Mundaring furniture designer Jack Flanagan, whose work is regularly exhibited in Melbourne, London and Perth, won the prestigious $9,000 Robert Juniper Award for the Arts, and visual artist Cherie Tucker received the Bob and Trish Juniper Art Prize of $1,000. The awards were presented at a ceremony in Mundaring on January 31.
Growing up in the Perth Hills, Jack Flanagan initially studied engineering (he was motor racing at the time), but his fascination for the way things worked prompted him to switch to industrial design and he graduated in 2012 from Perth’s Central Institute of Technology. ‘I started off designing hospital equipment and then moved on to designing furniture for a company in Fremantle,’ Jack said.
In his Mundaring studio, he enjoys using traditional techniques like wood turning and sand casting, and admires the skills of the artisans of old: ‘I’ve always liked the idea of a piece of furniture being valued by a family and passed down the generations because it’s strong enough to last for years.’
Jack is equally at home exploiting the benefits of state-of-the-art materials and technology and is currently working on a range of tables and chairs, which he hopes to exhibit in Copenhagen next year. His award is timely as it will help meet the costs involved in the design, prototyping, materials, marketing and freight of his new range to Europe.
UK-born artist Cherie Tucker, who also grew up in the Shire, has been drawn to art for as long as she can remember. She loved copying the faces in her mother’s magazines, but it wasn’t until Year 7 that she realised she had talent and began taking it seriously. ‘I always loved portraits,’ she said, ‘and I used to do pictures of my friends for their birthdays.’

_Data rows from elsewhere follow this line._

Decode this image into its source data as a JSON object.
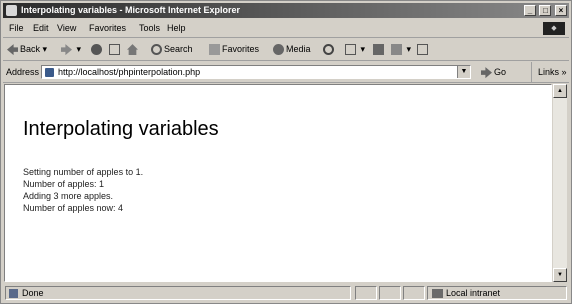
{
  "window": {
    "title": "Interpolating variables - Microsoft Internet Explorer",
    "controls": [
      "_",
      "□",
      "×"
    ]
  },
  "menu": [
    "File",
    "Edit",
    "View",
    "Favorites",
    "Tools",
    "Help"
  ],
  "toolbar": {
    "back": "Back",
    "search": "Search",
    "favorites": "Favorites",
    "media": "Media"
  },
  "address": {
    "label": "Address",
    "url": "http://localhost/phpinterpolation.php",
    "go": "Go",
    "links": "Links »"
  },
  "page": {
    "heading": "Interpolating variables",
    "lines": [
      "Setting number of apples to 1.",
      "Number of apples: 1",
      "Adding 3 more apples.",
      "Number of apples now: 4"
    ]
  },
  "status": {
    "text": "Done",
    "zone": "Local intranet"
  }
}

Graduating from Curtin University with a teaching degree majoring in art, she now teaches art at Swan Christian College.
A fascination with Africa, combined with her love for children have taken Cherie to orphanages in Cambodia and Tanzania, where she met her Kenyan partner. Back home, she donates to children’s charities part of the proceeds from her portraits of the orphans she worked with. She paints from photos rather than life – ‘because I enjoy the challenge of capturing a moment in time’.